That was the date for the treasurer and communications leader of Transient Workers Count Too to give a talk to members of Ang Mo Kio Methodist Church’s Youth Camp.

It turned out to be three talks, each of one hour’s duration. Alex was on his feet for a total of three hours with hardly a break. “Far from being tired, I was energised by the opportunity to work with young people. I usually am,” he said.

The group of about 100 — led by group leaders in their late teens and early twenties, but comprising mostly boys and girls in their mid teens — were split into three rooms in the annex building of Barker Road Methodist Church. The group leaders explained that they wanted smaller groups for better interaction with the speaker and subject matter.

“They were right about the sizing,” said Alex. “Similar to a classroom, it was a size the kids were comfortable with, which meant that they were quite spontaneous in engaging with the topic.”

Alex fields a question coming from behind his left shoulder while four others raise their hands to speak

Even so, there were surprises and it was a learning experience for him too:  “They understood injustice far more readily than they understood poverty.”

With situations like not being paid a salary as promised or on time, or an undercalculation of overtime pay, “the kids got all riled up.” With domestic workers being locked in and denied food, these stark abuses didn’t need further explanation. They knew it was wrong, and many verbalised their feelings.

One girl became quite emotional. “This is so unfair!” she said in an outburst.

It also helped that in every class, Alex got a few kids to act out a scene in which a worker with a salary claim was manhandled by repatriation agents and deported out of Singapore, so that the employer would not have to cough up the salary arrears — a fairly common occurrence in Singapore. Every class loved the fun moment, but also understood the gross inequity of it, raising their voices to protest.

“Originally, the idea was simply to break the monotony of a one-hour class,” said Alex, explaining why he chose to get students to act out the scene. “You can’t make kids sit 60 minutes without fidgetting. But participation turned out to be an wonderful way of getting the message across.”

While most kids took sides, one sixteen year-old boy showed he understood in his own mordant way. Patting his friend who had played the role of the heartless employer on the back, he said, “Well done, Singapore is proud of you!”

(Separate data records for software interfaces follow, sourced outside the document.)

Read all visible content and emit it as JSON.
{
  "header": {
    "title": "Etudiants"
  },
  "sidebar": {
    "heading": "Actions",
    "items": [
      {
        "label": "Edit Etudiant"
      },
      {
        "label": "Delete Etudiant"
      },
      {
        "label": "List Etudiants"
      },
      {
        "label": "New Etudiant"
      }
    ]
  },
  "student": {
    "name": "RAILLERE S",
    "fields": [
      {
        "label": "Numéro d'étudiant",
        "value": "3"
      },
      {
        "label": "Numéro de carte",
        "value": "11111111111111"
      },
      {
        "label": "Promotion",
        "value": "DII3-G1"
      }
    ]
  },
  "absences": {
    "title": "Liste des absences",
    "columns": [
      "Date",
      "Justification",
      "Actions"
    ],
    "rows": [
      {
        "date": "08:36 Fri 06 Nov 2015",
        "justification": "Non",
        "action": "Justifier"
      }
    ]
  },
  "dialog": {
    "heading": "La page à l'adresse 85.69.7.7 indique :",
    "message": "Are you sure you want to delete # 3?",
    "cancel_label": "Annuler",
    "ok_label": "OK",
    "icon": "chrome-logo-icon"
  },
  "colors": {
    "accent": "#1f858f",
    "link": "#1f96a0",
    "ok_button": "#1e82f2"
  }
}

Poverty and the consequences of poverty were harder for the teenagers to absorb. Why workers chose to pay so much in placement fees, why they got into debt doing so, were not issues immediately accessible to them. Most likely this was because, like the average Singaporean family, they largely came from the middle-class, and had never been exposed to poverty. Unless they were older, understanding poverty would probably require an immersive experience.

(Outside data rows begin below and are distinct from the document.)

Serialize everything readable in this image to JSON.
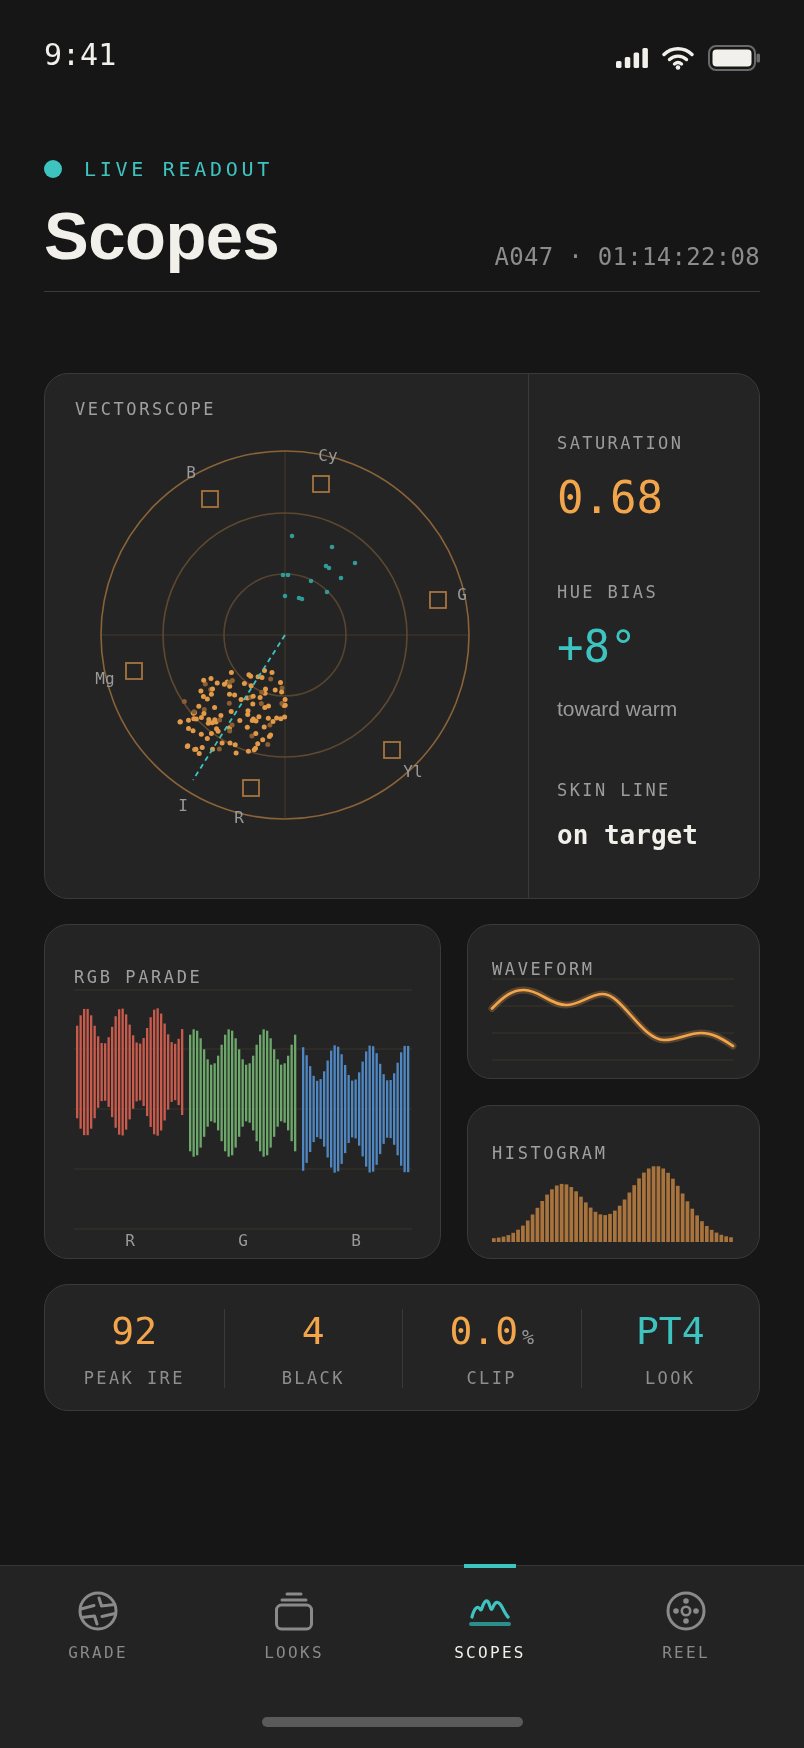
{
  "status_bar": {
    "time": "9:41"
  },
  "header": {
    "live": true,
    "eyebrow": "LIVE READOUT",
    "title": "Scopes",
    "clip": "A047 · 01:14:22:08"
  },
  "vectorscope": {
    "title": "VECTORSCOPE",
    "targets": [
      {
        "label": "Cy"
      },
      {
        "label": "B"
      },
      {
        "label": "G"
      },
      {
        "label": "Mg"
      },
      {
        "label": "Yl"
      },
      {
        "label": "R"
      }
    ],
    "skin_line": {
      "label": "I"
    },
    "readouts": [
      {
        "kind": "metric",
        "label": "SATURATION",
        "value": "0.68",
        "color": "#f2a54a"
      },
      {
        "kind": "metric",
        "label": "HUE BIAS",
        "value": "+8°",
        "note": "toward warm",
        "color": "#3ec4c0"
      },
      {
        "kind": "status",
        "label": "SKIN LINE",
        "value": "on target",
        "color": "#f2f0ea"
      }
    ]
  },
  "parade": {
    "title": "RGB PARADE",
    "channels": [
      {
        "label": "R",
        "color": "#c95b4d"
      },
      {
        "label": "G",
        "color": "#6ca86a"
      },
      {
        "label": "B",
        "color": "#4f87c2"
      }
    ]
  },
  "waveform": {
    "title": "WAVEFORM"
  },
  "histogram": {
    "title": "HISTOGRAM"
  },
  "stats": [
    {
      "value": "92",
      "label": "PEAK IRE",
      "color": "#f2a54a"
    },
    {
      "value": "4",
      "label": "BLACK",
      "color": "#f2a54a"
    },
    {
      "value": "0.0",
      "unit": "%",
      "label": "CLIP",
      "color": "#f2a54a"
    },
    {
      "value": "PT4",
      "label": "LOOK",
      "color": "#3ec4c0"
    }
  ],
  "tabs": [
    {
      "label": "GRADE",
      "selected": false
    },
    {
      "label": "LOOKS",
      "selected": false
    },
    {
      "label": "SCOPES",
      "selected": true
    },
    {
      "label": "REEL",
      "selected": false
    }
  ]
}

It was the same with injuries. Some in the class got quite involved with questions of prompt treatment and adequate medical care — questions that keep arising among migrant workers that TWC2 sees — but a majority were not demonstrably responsive to such issues. Once again, this has probably to do with life experience; not having suffered or seen major illness or injury themselves, the issue is relatively remote.

Or possibly it was because Alex chose not to screen any graphic images of injury, considering their ages.

One class left him staggering for a moment. As he spoke about inhuman housing conditions for male workers, he raised this slide:


Several boys quickly spotted that the picture had been taken inside a shipping container, which would mean it could be life-threateningly hot and stuffy if exposed to the sun outside. But several others asked, “Why is there no bed?”

For a moment, it seemed that the kids didn’t recognise a double-decker bed even if they saw one, which didn’t make sense to Alex, because surely, some of them would be sleeping in one themselves? A few seconds later however, one girl clarified the question by exclaiming: “Oh my God, there are no mattresses!”

Little things like that moved them. The class thought it was extremely heartless of the employer not to provide mattresses and pillows.

“I quickly made a mental note of that,” said Alex. “In our outreach, we need to be able to tailor our messages to different audiences for maximum impact.

“Different audiences will approach the subject in their own ways. Certain aspects resonate more than others, and that’s to be expected. For example, even when poverty was an issue relatively remote to them, it was enough that the teenagers grasped that justice was at the heart of TWC2’s mission; it explains the social gap we attend to and the response we work towards.”

TWC2 thanks the organisers of Ang Mo Kio Methodist Church Youth Camp 2011 for the opportunity to discuss this subject with a younger generation.